Richard Vladovic: He wanted to know why outside contractors were needed. He would prefer using district "directors": They are the administrators who directly oversee high schools. At the same time, Vladovic said he felt he need to vote for the plan because Brewer is the hired leader. He would then hold Brewer accountable for the results. Vladovic later voted against the plan anyway.
Yolie Flores Aguilar: She questioned the plan's focus on middle and high schools, when only 24% of third graders test as proficient in English. (The number is actually 28%, but she's certainly not far off.) Not surprisingly, she voted no.
Marguerite Poindexter LaMotte: Without going into great detail, she said that there are "too many questions for something this important at this stage of the game." She voted no. But she also wanted to make clear: "My vote was against this procedure, this process for consultants.
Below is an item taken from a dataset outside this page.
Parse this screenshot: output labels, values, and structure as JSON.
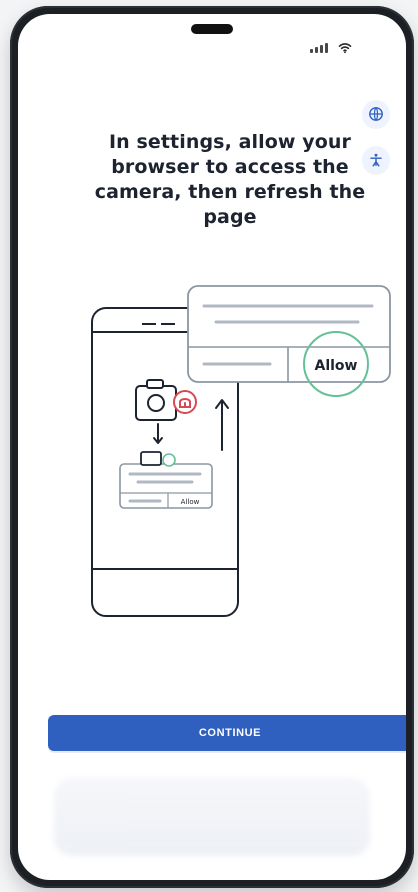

It has nothing to do with faith in the superintendent." The other "no" votes made no such stipulation.
Monica Garcia: She was willing to OK Brewer's plan but sounded an ominous warning that she expected to see tangible, siginificant results within a year. She voted yes.
Tamar Galatzan: Because she arrived late, she missed the discussion. But her vote was crucial. She broke the tie, which approved the consulting contracts by a 4-3 margin.
Brewer was relatively forceful in defending his plan--more so, for example, than he'd been in opposing health benefits for part-time cafeteria workers because of the cost. He said that the consultants were needed because the district lacked sufficient in-house expertise. To do this work in-house, he said, would require pulling people off other important jobs and would delay the effort. The reform plans are due by the end of March. He added that ultimately district administrators, especially principals and their supervisors, had to be responsible for crafting and carrying out school reform plans. The role of the consultants was to help school leaders with models for reform plans and to manage the tight timelines.
Much of the detail was explained by Robert Schiller, who has accepted, on an interim basis, the No. 2 job in the school district under Brewer. Schiller was originally brought in as a consultant but agreed to fill in as a top executive about a month ago.
Here is part of Schiller's official bio, taken from the Web site of Evergreen Solutions, where Schiller has worked as a consultant. "He has served as the state superintendent of education for the states of Illinois and Michigan, as well as deputy state superintendent for the states of Louisiana and Delaware. In Illinois, Michigan and Louisiana, he also held the title of state chief financial officer and was responsible for multibillion-dollar state budgets. During Bob's career, he also served as a district superintendent for five school districts in three states. In Baltimore City School District, he served as interim CFO and CEO for 16 months."
Schiller, who considers himself retired from longterm, full-time school-district duty, said he intends to turn over the L.A. Unified No. 2 job as soon as someone can be hired.
-- Howard Blume